### Task to carry out
Reproduce the line with "Read all visible content and emit it as JSON." and everything after it in the listing below, exactly, both ends included. No pictures.

_ _ _

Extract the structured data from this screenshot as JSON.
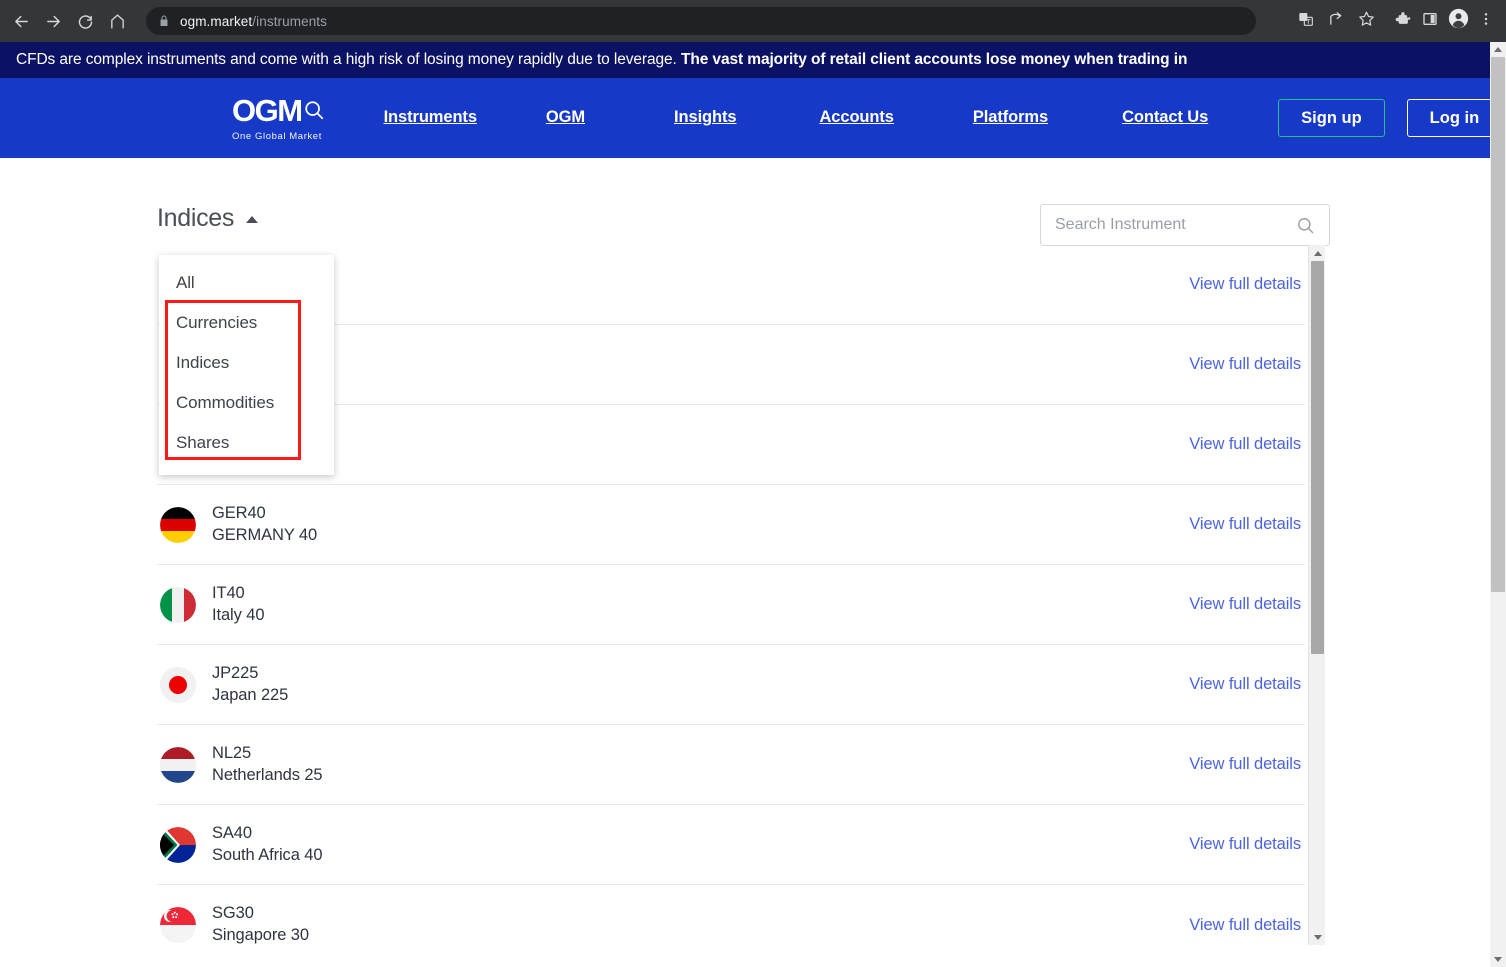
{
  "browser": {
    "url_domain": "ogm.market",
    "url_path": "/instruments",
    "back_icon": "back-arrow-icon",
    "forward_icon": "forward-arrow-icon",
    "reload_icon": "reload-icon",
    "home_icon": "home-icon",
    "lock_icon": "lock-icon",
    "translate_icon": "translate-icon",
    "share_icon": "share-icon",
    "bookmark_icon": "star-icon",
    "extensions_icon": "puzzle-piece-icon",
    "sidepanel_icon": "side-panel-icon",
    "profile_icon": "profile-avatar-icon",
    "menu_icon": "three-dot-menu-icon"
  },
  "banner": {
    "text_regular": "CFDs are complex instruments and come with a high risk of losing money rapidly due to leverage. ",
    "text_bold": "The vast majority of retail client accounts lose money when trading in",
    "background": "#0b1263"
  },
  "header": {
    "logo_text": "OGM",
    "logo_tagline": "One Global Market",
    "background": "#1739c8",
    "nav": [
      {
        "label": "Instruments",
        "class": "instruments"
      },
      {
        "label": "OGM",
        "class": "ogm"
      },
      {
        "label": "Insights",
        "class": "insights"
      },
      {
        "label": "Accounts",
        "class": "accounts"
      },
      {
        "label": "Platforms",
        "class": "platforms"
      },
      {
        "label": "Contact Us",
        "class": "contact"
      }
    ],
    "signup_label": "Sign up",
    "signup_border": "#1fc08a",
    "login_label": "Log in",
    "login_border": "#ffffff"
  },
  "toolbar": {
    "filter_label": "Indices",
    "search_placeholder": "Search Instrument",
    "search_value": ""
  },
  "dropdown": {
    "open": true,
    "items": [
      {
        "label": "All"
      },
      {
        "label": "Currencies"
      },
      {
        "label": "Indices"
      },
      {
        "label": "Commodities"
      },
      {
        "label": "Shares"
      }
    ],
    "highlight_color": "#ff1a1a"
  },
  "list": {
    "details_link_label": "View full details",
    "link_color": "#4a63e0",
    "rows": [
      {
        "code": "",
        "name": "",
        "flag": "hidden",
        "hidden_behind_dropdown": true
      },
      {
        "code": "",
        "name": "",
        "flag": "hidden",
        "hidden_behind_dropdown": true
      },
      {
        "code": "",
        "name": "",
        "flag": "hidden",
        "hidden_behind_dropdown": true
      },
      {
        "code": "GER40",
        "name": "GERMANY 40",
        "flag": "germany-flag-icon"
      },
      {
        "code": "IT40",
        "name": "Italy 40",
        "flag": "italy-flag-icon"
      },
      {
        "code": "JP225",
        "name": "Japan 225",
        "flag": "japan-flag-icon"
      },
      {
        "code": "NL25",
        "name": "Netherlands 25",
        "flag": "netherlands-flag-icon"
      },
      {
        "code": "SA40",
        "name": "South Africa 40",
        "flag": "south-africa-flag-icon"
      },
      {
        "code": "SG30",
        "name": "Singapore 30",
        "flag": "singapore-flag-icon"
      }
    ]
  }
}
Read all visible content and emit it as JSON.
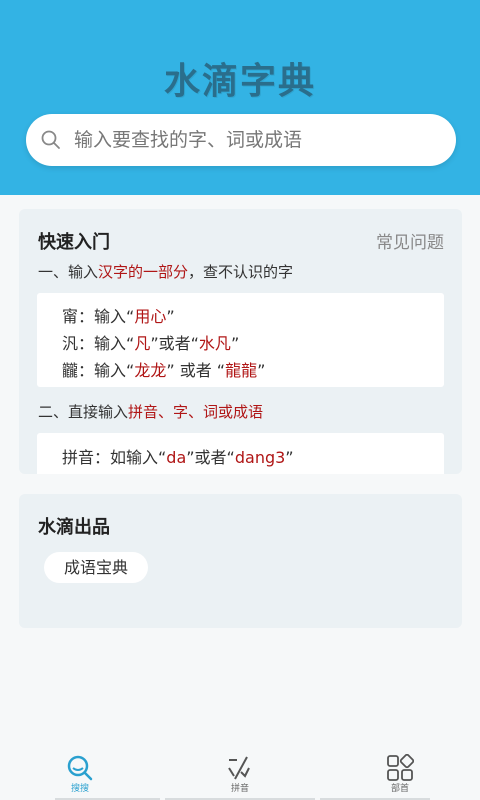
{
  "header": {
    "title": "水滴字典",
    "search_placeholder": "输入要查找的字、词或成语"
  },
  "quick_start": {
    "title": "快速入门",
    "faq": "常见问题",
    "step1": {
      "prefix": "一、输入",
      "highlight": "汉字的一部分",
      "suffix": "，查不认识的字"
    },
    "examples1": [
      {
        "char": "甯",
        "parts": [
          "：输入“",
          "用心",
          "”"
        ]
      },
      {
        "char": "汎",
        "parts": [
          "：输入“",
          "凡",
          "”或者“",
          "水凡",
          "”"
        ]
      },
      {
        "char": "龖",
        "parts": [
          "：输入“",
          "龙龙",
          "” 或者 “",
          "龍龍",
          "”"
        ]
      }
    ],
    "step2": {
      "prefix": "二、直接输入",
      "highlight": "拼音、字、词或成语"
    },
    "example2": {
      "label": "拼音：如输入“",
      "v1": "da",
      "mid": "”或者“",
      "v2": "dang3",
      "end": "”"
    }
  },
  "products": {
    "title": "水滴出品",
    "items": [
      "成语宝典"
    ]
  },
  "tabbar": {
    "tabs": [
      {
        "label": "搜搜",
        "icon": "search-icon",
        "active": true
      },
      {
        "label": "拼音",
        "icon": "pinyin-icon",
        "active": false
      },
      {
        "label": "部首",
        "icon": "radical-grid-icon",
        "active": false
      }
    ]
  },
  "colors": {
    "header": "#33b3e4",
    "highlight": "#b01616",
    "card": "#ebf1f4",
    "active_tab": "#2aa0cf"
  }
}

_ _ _

### Answer section
Read all visible content and emit it as JSON.
{
  "header": {
    "title": "水滴字典",
    "search_placeholder": "输入要查找的字、词或成语"
  },
  "quick_start": {
    "title": "快速入门",
    "faq": "常见问题",
    "step1": {
      "prefix": "一、输入",
      "highlight": "汉字的一部分",
      "suffix": "，查不认识的字"
    },
    "examples1": [
      {
        "char": "甯",
        "parts": [
          "：输入“",
          "用心",
          "”"
        ]
      },
      {
        "char": "汎",
        "parts": [
          "：输入“",
          "凡",
          "”或者“",
          "水凡",
          "”"
        ]
      },
      {
        "char": "龖",
        "parts": [
          "：输入“",
          "龙龙",
          "” 或者 “",
          "龍龍",
          "”"
        ]
      }
    ],
    "step2": {
      "prefix": "二、直接输入",
      "highlight": "拼音、字、词或成语"
    },
    "example2": {
      "label": "拼音：如输入“",
      "v1": "da",
      "mid": "”或者“",
      "v2": "dang3",
      "end": "”"
    }
  },
  "products": {
    "title": "水滴出品",
    "items": [
      "成语宝典"
    ]
  },
  "tabbar": {
    "tabs": [
      {
        "label": "搜搜",
        "icon": "search-icon",
        "active": true
      },
      {
        "label": "拼音",
        "icon": "pinyin-icon",
        "active": false
      },
      {
        "label": "部首",
        "icon": "radical-grid-icon",
        "active": false
      }
    ]
  },
  "colors": {
    "header": "#33b3e4",
    "highlight": "#b01616",
    "card": "#ebf1f4",
    "active_tab": "#2aa0cf"
  }
}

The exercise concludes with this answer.